Blue Fountain Pools and Spas Inc. v. Superior CourtAnnotate this Case
Daisy Arias suffered sustained, egregious sexual harassment for most of the time she was employed by defendant-petitioner, Blue Fountain Pools & Spas, Inc. The primary culprit was defendant-petitioner, Sean Lagrave, a salesman who worked in the same office as Arias. Arias says Lagrave did everything from repeatedly asking her for dates to grabbing her and describing "his own sexual prowess." Arias complained about Lagrave’s conduct repeatedly over the course of her employment, but things came to a head on April 21, 2017: Lagrave yelled at Arias in front of coworkers, used gender slurs, and then physically assaulted her, bumping her chest with his own. Arias called the police and later left work.
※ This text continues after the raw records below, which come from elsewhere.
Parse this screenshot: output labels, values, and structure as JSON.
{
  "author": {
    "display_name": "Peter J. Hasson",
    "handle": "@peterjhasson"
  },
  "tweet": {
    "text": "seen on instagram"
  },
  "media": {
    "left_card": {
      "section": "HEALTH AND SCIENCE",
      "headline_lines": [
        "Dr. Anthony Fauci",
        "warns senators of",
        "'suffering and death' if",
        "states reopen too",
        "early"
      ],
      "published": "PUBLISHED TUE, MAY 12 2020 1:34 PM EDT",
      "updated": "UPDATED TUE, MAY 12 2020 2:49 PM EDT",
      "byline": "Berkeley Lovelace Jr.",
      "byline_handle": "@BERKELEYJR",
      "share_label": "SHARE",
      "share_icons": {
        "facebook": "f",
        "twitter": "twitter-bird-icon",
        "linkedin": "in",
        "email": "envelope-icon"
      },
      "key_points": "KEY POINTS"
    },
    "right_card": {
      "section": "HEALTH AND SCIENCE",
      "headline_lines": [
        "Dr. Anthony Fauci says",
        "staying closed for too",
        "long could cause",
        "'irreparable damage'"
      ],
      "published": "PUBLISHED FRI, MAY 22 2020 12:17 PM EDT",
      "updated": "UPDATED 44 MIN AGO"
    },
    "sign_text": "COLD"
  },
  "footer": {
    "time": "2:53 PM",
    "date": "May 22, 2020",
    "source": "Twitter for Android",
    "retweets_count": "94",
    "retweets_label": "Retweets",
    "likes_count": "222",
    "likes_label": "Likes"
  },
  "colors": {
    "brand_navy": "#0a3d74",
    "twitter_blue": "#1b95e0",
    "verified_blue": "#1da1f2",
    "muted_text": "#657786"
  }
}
Arias told the owner, defendant-petitioner, Farhad Farhadian, she wasn’t comfortable returning to work with Lagrave. Farhadian did nothing initially, refused to remove Lagrave, then terminated Arias’s health insurance, and finally told Arias to pick up her final paycheck. Though Farhadian claimed Arias had quit, she says she was fired. Arias filed a complaint with the Department of Fair Employment and Housing and received a right to sue letter on August 14, 2017. She then filed this lawsuit alleging, relevant to this appeal, hostile work environment sex discrimination and failure to prevent sexual harassment. Petitioners moved for summary judgment, seeking, among other things, to have the hostile work environment claim dismissed as time-barred and the failure to prevent harassment claim dismissed as having an insufficient basis after limiting the allegations to the conduct that wasn’t time-barred. The trial court concluded Arias had created a genuine issue of material fact as to all her causes of action and denied the motion. Petitioners brought a petition for writ of mandate, renewing their statute of limitations argument, claiming Arias could not establish a continuing violation because she admitted she had concluded further complaints were futile. The Court of Appeal concluded Arias has shown she could establish a continuing violation with respect to all the complained of conduct that occurred during Farhadian’s ownership of the company. Further, the Court determined there was a factual dispute over whether and when Arias’s employer made clear no action would be taken and whether a reasonable employee would have concluded complaining more was futile: "that question must be resolved by a jury." The Court denied petitioners' request for mandamus relief and remanded the matter for further proceedings.